On this day in 1834, the Spanish parliament formally disbanded the Inquisition, which was created in 1480 by monarchs Ferdinand and Isabella. It was revived in 1970 by the Monty Python troupe—when no one was expecting it.
And now…The Mash!
We begin in Amsterdam, which is having a rainy summer. That’s good new for a group of entrepreneurs who are gathering rainwater and using to brew a pale ale called “Hemelswater: code blond”.
The newly-opened Tilted Mash Brewing got a big boost from judges at this year’s California State Fair. A third-place showing in the competitive Pale Ale category gave the brewery instant credibility.
Beer, then whiskey. Chicago’s Wander North Distillery is distilling beer mash from its next-door neighbor, Northgate Brewing. The first whiskey in the series is called Uncharted 1.
William Turton and Bryan Mengus of Gizmodo.com tried three popular brands of non-alcoholic beer. The best of the three “tasted like carbonated water with some beer flavoring thrown in”, the worst was “disgusting”.
Engineers at Heineken have discovered a way to dispense beer at high altitudes. Once the airline gets the necessary safety certificates, it will start serving in-flight draft beer.
How intense has beer trademark litigation gotten? Twelve lawyers filed challenges to Candace Moon’s application to trademark the phrase “Craft Beer Attorney”.
Finally, two IT consultants from Michigan have developed an app for beer festivals. It allows festival-goers to see what beers are available, develop a customized list, and rate the beers after tasting them.

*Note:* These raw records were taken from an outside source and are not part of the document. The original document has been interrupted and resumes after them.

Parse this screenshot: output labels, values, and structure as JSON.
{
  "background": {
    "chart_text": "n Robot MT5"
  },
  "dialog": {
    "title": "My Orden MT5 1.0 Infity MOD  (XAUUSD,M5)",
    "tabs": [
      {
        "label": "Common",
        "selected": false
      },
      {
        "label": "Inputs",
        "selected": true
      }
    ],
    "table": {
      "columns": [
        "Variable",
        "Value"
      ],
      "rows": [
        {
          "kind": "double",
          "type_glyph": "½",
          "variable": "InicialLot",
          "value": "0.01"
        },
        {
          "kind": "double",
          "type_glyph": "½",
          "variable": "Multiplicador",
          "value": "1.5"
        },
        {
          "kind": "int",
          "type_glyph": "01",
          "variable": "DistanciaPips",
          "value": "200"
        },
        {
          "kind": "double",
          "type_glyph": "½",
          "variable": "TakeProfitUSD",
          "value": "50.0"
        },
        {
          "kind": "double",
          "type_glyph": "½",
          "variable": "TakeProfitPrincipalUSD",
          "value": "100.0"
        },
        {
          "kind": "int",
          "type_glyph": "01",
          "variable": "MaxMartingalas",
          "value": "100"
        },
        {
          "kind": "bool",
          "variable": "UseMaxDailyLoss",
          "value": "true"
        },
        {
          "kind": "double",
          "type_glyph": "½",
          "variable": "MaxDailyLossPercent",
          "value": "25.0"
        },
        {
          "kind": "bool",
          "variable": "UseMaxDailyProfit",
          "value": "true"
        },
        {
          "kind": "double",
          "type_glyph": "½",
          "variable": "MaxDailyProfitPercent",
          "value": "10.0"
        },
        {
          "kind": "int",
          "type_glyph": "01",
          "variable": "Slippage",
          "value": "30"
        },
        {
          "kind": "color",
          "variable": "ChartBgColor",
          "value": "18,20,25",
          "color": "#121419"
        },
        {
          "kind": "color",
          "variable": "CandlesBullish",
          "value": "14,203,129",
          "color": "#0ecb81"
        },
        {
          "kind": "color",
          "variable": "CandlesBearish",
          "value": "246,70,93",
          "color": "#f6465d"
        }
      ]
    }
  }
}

Denmark’s TO ØL Brewery has released six beers whose names and labels touched off Da Vinci Code-level sleuthing on both sides of the Atlantic. The beers have names such as “Mr. Blue”, and strange alphanumeric symbols on the label: a letter, a colon, and digits.
It turns out that the alphanumeric characters represent Cyan-Magenta-Yellow-Key symbols used for four-color process printing. For example, Mr. Blue’s C:98, M:8, Y:6, K:0 is the printing “recipe” for the color blue. Other colors in the series include Blonde, Brown, Orange, Pink, White, and a forthcoming Brown.
The mystery doesn’t end there. The beers’ colorful names are tied to the 1992 film Reservoir Dogs in which the gem thieves adopted the names of colors as their aliases.
Finally, the brewery’s name is part of the story. In Danish, “ØL” is similar to the English word ale. It’s also an abbreviated adaption of the brothers’ first names. In other words the name signifies, in English, “Two Founders, Two Beers”.
Miller Lite is an American icon but George Weissman, the man behind its creation, was suspected by the government of being a Communist. For decades, the FBI maintained a file on Weissman. Gawker’s Matt Novak filed a Freedom of Information Act request to access the Weissman file—which had been transferred to the National Archives.
The 26 pages of documents detail Weissman’s alleged associations with the Communist Party in the 1940s, both before and after he served in the U.S. Navy during World War II. The FBI also followed up in the 1970s when it investigated Weissman’s involvement with an organization called Executives Move For Peace in Vietnam. Novak observes, “It appears that the FBI considered protesting the war in Vietnam to be more dangerous than selling a product that killed tens of thousands of Americans every year”. That product was cigarettes; Weissman also created another American icon: the Marlboro Man.
The last page in the Weissman file suggests that the White House asked about him in October 1973. It in’t entirely clear from the file why the Nixon administration was interested in Weissman, though it was later revealed that he appeared on one of Nixon’s many political enemies lists.